Work to be completed:
Listed below are entries; give the number of lines among them that include "this", and only that number.

Source data:
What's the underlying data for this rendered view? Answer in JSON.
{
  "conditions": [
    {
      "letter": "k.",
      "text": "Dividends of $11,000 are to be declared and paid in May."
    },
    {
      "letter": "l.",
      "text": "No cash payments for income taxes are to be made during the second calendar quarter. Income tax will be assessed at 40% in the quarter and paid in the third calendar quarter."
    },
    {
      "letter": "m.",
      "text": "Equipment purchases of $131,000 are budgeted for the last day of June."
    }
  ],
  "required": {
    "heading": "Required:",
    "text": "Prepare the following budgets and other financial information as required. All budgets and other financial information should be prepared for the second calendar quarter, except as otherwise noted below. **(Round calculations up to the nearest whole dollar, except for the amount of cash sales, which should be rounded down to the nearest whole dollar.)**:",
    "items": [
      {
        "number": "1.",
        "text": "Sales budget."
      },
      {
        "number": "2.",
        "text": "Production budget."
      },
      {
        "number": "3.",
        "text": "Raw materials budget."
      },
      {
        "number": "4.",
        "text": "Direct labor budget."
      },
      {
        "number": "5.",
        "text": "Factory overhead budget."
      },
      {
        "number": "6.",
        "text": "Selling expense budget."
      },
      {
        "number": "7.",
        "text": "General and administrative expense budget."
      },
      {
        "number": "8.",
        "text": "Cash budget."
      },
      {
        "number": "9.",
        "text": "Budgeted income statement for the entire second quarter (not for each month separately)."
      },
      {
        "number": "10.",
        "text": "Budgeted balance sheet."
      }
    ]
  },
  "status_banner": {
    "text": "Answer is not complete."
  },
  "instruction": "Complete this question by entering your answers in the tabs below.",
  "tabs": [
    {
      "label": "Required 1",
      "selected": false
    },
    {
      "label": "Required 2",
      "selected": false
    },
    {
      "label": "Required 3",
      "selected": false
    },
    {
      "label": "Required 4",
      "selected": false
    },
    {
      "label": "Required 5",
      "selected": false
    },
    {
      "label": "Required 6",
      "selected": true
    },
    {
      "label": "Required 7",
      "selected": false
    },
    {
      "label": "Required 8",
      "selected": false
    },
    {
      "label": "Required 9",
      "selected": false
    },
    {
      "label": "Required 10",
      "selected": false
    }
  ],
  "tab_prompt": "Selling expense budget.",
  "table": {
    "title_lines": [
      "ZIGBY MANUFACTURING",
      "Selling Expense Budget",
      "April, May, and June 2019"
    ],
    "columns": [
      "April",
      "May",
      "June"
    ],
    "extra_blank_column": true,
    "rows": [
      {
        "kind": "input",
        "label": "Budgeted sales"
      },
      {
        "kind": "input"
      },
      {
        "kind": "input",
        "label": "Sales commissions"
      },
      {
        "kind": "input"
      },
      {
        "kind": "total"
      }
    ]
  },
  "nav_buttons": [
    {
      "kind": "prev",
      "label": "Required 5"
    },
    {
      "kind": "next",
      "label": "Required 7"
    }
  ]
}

Output of the exercise:
2